Israel’s Parliament defeated today in heated debate four motions to amend the state security law of 1957 which had been criticized by Israel’s Supreme Court as untenable.
By a vote of 48 to 39, the Knesset beat back the motions after Prime Minister David Ben-Gurion defended the law as required by Israel’s unique security situation. The Prime Minister cited an opinion by Attorney General Gideon Hausner in favor of the law.
The measure, under which Mapam leader Aharon Cohen was convicted for espionage, had been described by Supreme Court Justice Moshe Landau as unreasonable.” The Justice had declared that “even concern for the security of the state cannot justify such a perversion of the accepted laws of evidence.”
Justice Landau, who expressed regret that the law obliged the high court to reject Cohen’s appeal from his conviction, had referred to provisions which require the accused person to disprove a presumption of guilt instead of putting the onus for proving guilt on the prosecution.

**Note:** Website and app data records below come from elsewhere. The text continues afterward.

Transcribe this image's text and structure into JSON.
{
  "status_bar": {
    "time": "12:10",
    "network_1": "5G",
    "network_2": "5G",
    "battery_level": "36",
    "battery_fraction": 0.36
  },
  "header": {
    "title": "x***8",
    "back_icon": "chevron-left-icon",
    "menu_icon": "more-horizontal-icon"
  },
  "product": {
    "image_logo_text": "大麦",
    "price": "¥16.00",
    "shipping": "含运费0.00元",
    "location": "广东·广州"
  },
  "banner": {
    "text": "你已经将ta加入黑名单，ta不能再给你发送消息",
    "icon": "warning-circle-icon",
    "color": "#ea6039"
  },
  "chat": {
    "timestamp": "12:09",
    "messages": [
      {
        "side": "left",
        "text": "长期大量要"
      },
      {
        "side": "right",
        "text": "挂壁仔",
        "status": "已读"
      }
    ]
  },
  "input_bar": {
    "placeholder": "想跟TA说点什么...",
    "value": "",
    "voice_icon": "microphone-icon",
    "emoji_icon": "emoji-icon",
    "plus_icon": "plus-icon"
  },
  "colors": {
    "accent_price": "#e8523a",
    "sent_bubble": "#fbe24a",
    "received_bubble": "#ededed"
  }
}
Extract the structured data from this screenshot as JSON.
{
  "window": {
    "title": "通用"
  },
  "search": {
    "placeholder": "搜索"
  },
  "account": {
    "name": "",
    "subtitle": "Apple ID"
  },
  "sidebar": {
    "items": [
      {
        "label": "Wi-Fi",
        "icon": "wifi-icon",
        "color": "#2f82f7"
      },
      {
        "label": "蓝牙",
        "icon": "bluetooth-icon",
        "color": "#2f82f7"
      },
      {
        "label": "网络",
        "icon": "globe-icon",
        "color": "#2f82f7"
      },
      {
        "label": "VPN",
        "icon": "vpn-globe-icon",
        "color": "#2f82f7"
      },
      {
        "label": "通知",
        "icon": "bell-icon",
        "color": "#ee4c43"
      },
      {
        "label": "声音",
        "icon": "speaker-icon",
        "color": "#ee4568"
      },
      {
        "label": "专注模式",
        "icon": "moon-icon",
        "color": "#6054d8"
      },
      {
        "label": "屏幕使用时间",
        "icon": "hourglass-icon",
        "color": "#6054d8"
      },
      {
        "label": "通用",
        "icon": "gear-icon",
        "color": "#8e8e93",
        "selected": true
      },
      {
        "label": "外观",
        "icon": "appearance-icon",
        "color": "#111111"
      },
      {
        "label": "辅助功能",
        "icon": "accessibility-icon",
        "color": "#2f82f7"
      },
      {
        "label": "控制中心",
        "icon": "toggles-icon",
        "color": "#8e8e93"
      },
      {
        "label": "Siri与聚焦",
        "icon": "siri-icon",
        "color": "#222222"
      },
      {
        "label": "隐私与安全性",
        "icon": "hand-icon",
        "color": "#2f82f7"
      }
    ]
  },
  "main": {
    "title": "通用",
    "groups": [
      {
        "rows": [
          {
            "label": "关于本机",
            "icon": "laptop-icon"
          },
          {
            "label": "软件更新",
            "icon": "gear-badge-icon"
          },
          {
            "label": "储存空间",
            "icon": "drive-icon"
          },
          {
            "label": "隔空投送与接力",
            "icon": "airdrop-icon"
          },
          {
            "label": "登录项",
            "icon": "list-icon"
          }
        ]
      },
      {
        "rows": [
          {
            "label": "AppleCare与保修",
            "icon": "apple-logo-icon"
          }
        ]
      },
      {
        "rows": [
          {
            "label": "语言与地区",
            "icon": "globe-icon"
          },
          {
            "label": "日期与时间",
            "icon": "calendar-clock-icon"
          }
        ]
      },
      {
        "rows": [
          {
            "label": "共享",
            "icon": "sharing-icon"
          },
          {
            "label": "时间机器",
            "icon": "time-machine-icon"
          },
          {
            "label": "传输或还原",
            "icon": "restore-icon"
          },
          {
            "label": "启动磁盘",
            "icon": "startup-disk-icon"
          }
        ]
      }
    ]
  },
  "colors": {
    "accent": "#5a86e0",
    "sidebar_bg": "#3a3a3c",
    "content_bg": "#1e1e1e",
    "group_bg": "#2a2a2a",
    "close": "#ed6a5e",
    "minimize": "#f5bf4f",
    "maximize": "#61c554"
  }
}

Opposition parties who fought to repeal or radically amend the law cited the court opinion. The Prime Minister countered with the opinion he obtained from the Attorney General. Before he read the opinion, the Prime Minister told the House that espionage was a most serious matter in Israel because vital information could reach hostile neighbors by way of friendly nations or innocent persons who meant no harm.
He then read the Attorney General’s opinion which said Justice Landau’s criticism was that of one judge and not of the court since Justice Zvi Berinson concurred in the dismissal of Cohen’s appeal and Judge Alfred Witkon, in holding for acquittal, did not raise the issue of the security law.
In sharp debate, the Prime Minister said he would not be “cowed” by the opinion of a Supreme Court judge since he was not a legislator, Menahem Beigin of the Herut party and Prof. Hans Klinghoffer of the Liberal party assailed the Prime Minister for accepting an opinion which took issue with a Supreme Court Justice, Beigin commented that the Supreme Court justices had no political ambitions but that the Attorney General might have them.